** Opening DATASET RECORDS block **

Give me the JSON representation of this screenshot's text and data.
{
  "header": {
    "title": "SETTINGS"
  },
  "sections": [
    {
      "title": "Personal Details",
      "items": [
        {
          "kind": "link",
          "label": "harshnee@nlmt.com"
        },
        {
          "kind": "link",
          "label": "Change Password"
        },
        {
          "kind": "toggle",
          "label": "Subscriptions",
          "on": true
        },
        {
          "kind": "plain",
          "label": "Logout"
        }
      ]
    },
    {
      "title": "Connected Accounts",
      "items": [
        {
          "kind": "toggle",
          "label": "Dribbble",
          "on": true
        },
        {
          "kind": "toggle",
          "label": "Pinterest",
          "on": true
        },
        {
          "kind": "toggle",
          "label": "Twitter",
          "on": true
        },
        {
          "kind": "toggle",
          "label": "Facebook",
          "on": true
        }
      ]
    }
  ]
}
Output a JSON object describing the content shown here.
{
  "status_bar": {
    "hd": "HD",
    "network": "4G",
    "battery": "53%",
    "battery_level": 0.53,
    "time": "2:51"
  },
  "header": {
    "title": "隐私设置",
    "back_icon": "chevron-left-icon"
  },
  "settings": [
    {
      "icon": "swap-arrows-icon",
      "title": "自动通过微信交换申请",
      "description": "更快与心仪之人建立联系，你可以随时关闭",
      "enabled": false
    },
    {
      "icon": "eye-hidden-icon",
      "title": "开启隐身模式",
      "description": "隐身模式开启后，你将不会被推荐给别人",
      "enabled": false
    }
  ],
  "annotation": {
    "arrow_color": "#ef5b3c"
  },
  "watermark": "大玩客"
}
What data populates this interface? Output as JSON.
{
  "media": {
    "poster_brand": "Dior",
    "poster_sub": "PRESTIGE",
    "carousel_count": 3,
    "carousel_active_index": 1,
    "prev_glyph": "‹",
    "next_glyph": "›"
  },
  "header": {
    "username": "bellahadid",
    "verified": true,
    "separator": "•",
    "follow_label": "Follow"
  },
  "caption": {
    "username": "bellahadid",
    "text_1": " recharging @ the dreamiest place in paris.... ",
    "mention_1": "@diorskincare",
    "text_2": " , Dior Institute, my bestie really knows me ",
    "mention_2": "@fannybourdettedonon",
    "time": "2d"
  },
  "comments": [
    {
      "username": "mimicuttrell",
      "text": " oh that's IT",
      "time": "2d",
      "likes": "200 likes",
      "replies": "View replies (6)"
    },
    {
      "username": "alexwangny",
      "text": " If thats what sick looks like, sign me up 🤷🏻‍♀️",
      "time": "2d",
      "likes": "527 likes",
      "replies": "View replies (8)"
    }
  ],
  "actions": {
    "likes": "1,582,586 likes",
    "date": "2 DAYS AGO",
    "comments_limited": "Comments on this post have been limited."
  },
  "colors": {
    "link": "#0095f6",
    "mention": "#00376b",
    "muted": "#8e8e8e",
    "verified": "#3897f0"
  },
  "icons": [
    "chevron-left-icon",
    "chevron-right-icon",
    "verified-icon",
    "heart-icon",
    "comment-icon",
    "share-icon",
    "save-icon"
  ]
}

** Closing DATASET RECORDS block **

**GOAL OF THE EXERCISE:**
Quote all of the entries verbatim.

**ANSWER BOX:**
Give me the JSON representation of this screenshot's text and data.
{
  "header": {
    "title": "SETTINGS"
  },
  "sections": [
    {
      "title": "Personal Details",
      "items": [
        {
          "kind": "link",
          "label": "harshnee@nlmt.com"
        },
        {
          "kind": "link",
          "label": "Change Password"
        },
        {
          "kind": "toggle",
          "label": "Subscriptions",
          "on": true
        },
        {
          "kind": "plain",
          "label": "Logout"
        }
      ]
    },
    {
      "title": "Connected Accounts",
      "items": [
        {
          "kind": "toggle",
          "label": "Dribbble",
          "on": true
        },
        {
          "kind": "toggle",
          "label": "Pinterest",
          "on": true
        },
        {
          "kind": "toggle",
          "label": "Twitter",
          "on": true
        },
        {
          "kind": "toggle",
          "label": "Facebook",
          "on": true
        }
      ]
    }
  ]
}
Output a JSON object describing the content shown here.
{
  "status_bar": {
    "hd": "HD",
    "network": "4G",
    "battery": "53%",
    "battery_level": 0.53,
    "time": "2:51"
  },
  "header": {
    "title": "隐私设置",
    "back_icon": "chevron-left-icon"
  },
  "settings": [
    {
      "icon": "swap-arrows-icon",
      "title": "自动通过微信交换申请",
      "description": "更快与心仪之人建立联系，你可以随时关闭",
      "enabled": false
    },
    {
      "icon": "eye-hidden-icon",
      "title": "开启隐身模式",
      "description": "隐身模式开启后，你将不会被推荐给别人",
      "enabled": false
    }
  ],
  "annotation": {
    "arrow_color": "#ef5b3c"
  },
  "watermark": "大玩客"
}
What data populates this interface? Output as JSON.
{
  "media": {
    "poster_brand": "Dior",
    "poster_sub": "PRESTIGE",
    "carousel_count": 3,
    "carousel_active_index": 1,
    "prev_glyph": "‹",
    "next_glyph": "›"
  },
  "header": {
    "username": "bellahadid",
    "verified": true,
    "separator": "•",
    "follow_label": "Follow"
  },
  "caption": {
    "username": "bellahadid",
    "text_1": " recharging @ the dreamiest place in paris.... ",
    "mention_1": "@diorskincare",
    "text_2": " , Dior Institute, my bestie really knows me ",
    "mention_2": "@fannybourdettedonon",
    "time": "2d"
  },
  "comments": [
    {
      "username": "mimicuttrell",
      "text": " oh that's IT",
      "time": "2d",
      "likes": "200 likes",
      "replies": "View replies (6)"
    },
    {
      "username": "alexwangny",
      "text": " If thats what sick looks like, sign me up 🤷🏻‍♀️",
      "time": "2d",
      "likes": "527 likes",
      "replies": "View replies (8)"
    }
  ],
  "actions": {
    "likes": "1,582,586 likes",
    "date": "2 DAYS AGO",
    "comments_limited": "Comments on this post have been limited."
  },
  "colors": {
    "link": "#0095f6",
    "mention": "#00376b",
    "muted": "#8e8e8e",
    "verified": "#3897f0"
  },
  "icons": [
    "chevron-left-icon",
    "chevron-right-icon",
    "verified-icon",
    "heart-icon",
    "comment-icon",
    "share-icon",
    "save-icon"
  ]
}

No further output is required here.